I remember fondly salt dough creations myself and my brother made when we were small, in the dresser in our home years after making them. The ravages of time may have made some of them a little less whole, but they still had pride of place next to my mothers best glass, china, and old photos.
Making Salt Dough is an ideal activity to do with children, especially during at this time whilst parents are looking for activities for smallies. No doubts though that this activity can be fun for all ages!
Salt dough Recipe
from bbc good food website.
1 cup / 250g of plain flour
1/2 cup / 125g of salt
1/2 cup of water / approz 125ml
Optional food colouring - I found some in the cupboard so experimented with it.
Paints - whatever you have at home, I had gouache.
Acrylic paint is ideal, you could also use poster paint, glitter.
TIP - If you have any left over dough, moisten it and wrap it in clingfilm and pop it in the fridge it will keep for a long time, until the next creative urge comes knocking. I found the dough easier to work with after it had been in the fridge for a couple of weeks!
1. Preheat the oven to its lowest setting and line a baking sheet with baking parchment.
2. Mix the flour and salt in a large bowl. Add the water and stir until it comes together into a ball.
3. Transfer the dough to a floured work surface and shape into your chosen model.
For this exercise we are making Animals, But you can roll it out and cut out shapes, numbers or letters using biscuit cutters, or make any kind of model you can think of.
4. Put your finished items on the lined baking sheet
and bake for 3 hrs or until solid.
5. Leave to cool and then paint.
Option - to paint a coat of varnish over the dried paint to make them more permanent.
Simple designs work best, as the dough isn’t sturdy until baked.
If your child can’t decide between a tall giraffe or a flatter gecko, for example, steer them towards the gecko.
Also bear in mind that the bigger/fatter the model, the longer it will take to harden in the oven.
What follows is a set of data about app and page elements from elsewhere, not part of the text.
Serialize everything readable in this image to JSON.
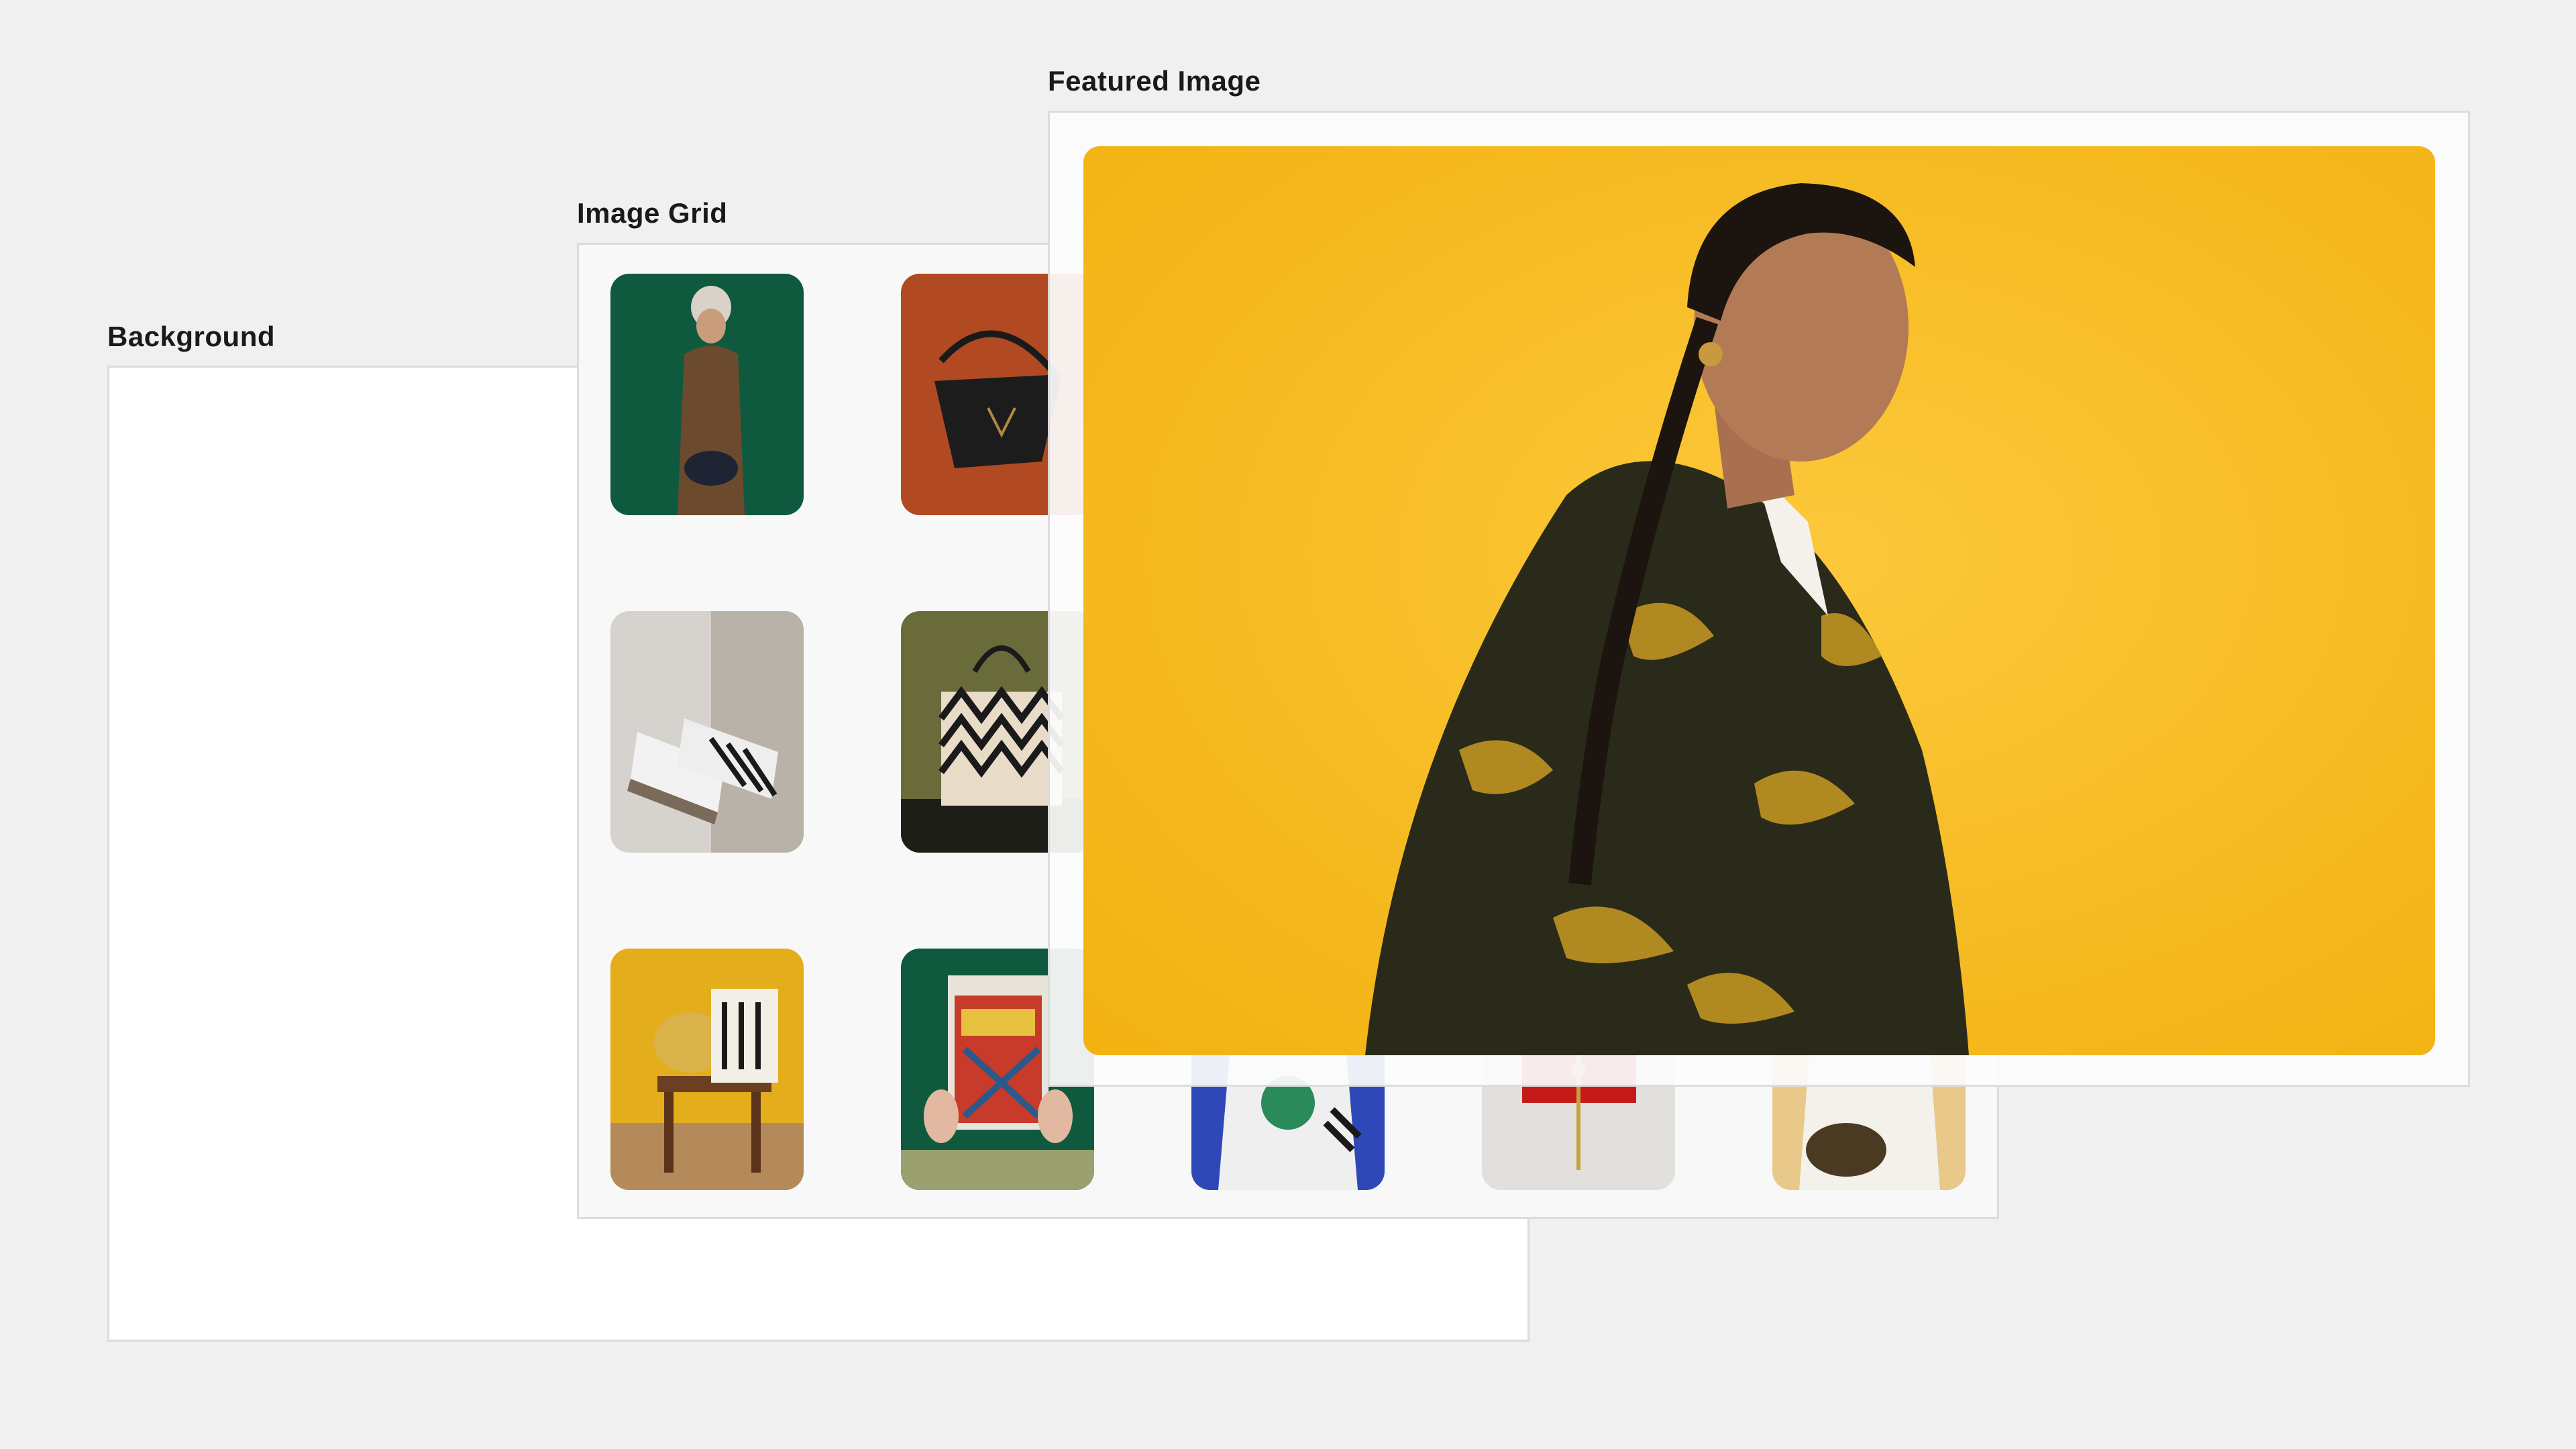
{
  "layers": {
    "background_label": "Background",
    "grid_label": "Image Grid",
    "featured_label": "Featured Image"
  },
  "grid": {
    "tiles": [
      {
        "name": "woman-green-backdrop-photo",
        "bg": "#0f5a3e"
      },
      {
        "name": "black-handbag-photo",
        "bg": "#b14a22"
      },
      {
        "name": "sneakers-photo",
        "bg": "#c9c6c0"
      },
      {
        "name": "tote-bag-photo",
        "bg": "#6a6b3a"
      },
      {
        "name": "cap-chair-photo",
        "bg": "#e4ad1c"
      },
      {
        "name": "comic-book-photo",
        "bg": "#0f5a3e"
      },
      {
        "name": "varsity-jacket-photo",
        "bg": "#2f48b8"
      },
      {
        "name": "red-clutch-photo",
        "bg": "#e2e0dc"
      },
      {
        "name": "white-shirt-bag-photo",
        "bg": "#e8c98a"
      }
    ]
  },
  "featured": {
    "image_name": "woman-yellow-backdrop-photo",
    "bg": "#f7bd1c",
    "coat": "#2a2a1a",
    "pattern": "#b08a20"
  },
  "colors": {
    "page_bg": "#f0f0f0",
    "panel_border": "#dcdcdc",
    "label_text": "#1a1a1a"
  }
}
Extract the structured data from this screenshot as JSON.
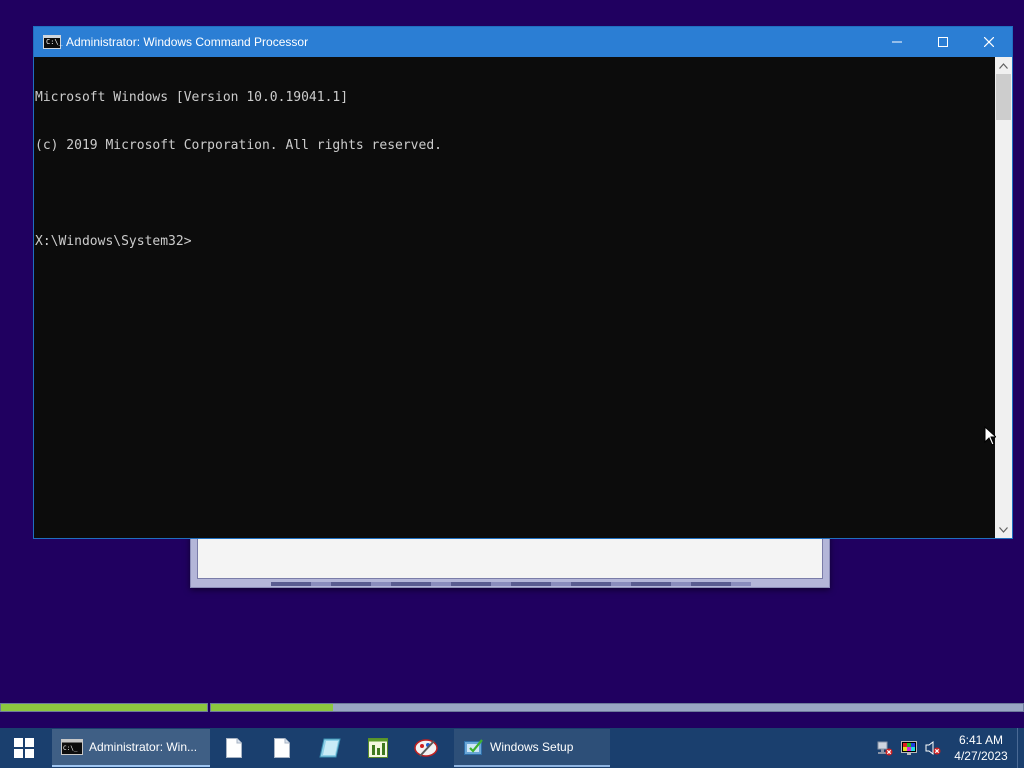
{
  "desktop": {
    "background_color": "#200060"
  },
  "cmd_window": {
    "title": "Administrator: Windows Command Processor",
    "app_icon_glyph": "C:\\_",
    "controls": {
      "minimize": "—",
      "maximize": "☐",
      "close": "✕"
    },
    "console_lines": [
      "Microsoft Windows [Version 10.0.19041.1]",
      "(c) 2019 Microsoft Corporation. All rights reserved.",
      "",
      "X:\\Windows\\System32>"
    ]
  },
  "setup_progress": {
    "bar1_fraction": 1.0,
    "bar2_fraction": 0.15
  },
  "taskbar": {
    "start_icon": "windows-logo-icon",
    "tasks": [
      {
        "label": "Administrator: Win...",
        "icon": "cmd-icon",
        "state": "active"
      },
      {
        "label": "Windows Setup",
        "icon": "setup-icon",
        "state": "open"
      }
    ],
    "pinned_icons": [
      "document-icon",
      "document-icon",
      "notepad-icon",
      "registry-editor-icon",
      "paint-icon"
    ],
    "tray_icons": [
      "network-error-icon",
      "display-color-icon",
      "volume-muted-icon"
    ],
    "clock": {
      "time": "6:41 AM",
      "date": "4/27/2023"
    }
  }
}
BEFORE BAKING INTO THE OVEN AFTER BAKING
I made a few different animals to get a feel of the salt dough. The elephant I made first was too complex a form for the dough, It couldn't hold up the legs. I would make an animals/elephants head or a bust (head and shoulders) rather than a figure with legs in future.
I am inviting you to make an animal that you feel connected to in some way, in any way. The chosen creature could remind you of someone who has passed, it could be your favourite, you might think they are beautiful, or they could be your spirit animal.
Any reason is a good reason.
Once you have your critter (or critters) painted, take it on a walk with you.
This walk can be around your room, your house, garden or further afield.
I encourage you to find places for your animal to live, and take a moment in each of the new habitats you have found for your animal.
It might be a meditative activity, a silly fun one, or both!
Please share some photo's of your animals in their new habitats and your reflections of the activity, using the hashtag -
#saltdoughzoo or to be more current #covid19saltdoughzoo
-For classmates share in the group whatsapp ;-)
I hope you have fun doing this exercise and thank you for reading if you have got this far!
Below i am posting a few photos of my animal on a walk and my reason for choosing it.
I chose a slug because they are interesting creatures we don't tend to like touching! I like the shape of slugs, their alien seeming eyes. A sculpture of a slug, (I've made some ceramic ones too) wants to be held and the form to be admired, in a way most of us never seem to do with live slugs.
And also a good friend once said, out of slugs and snails, slugs are the more enlightened of them. Slugs don't need possessions!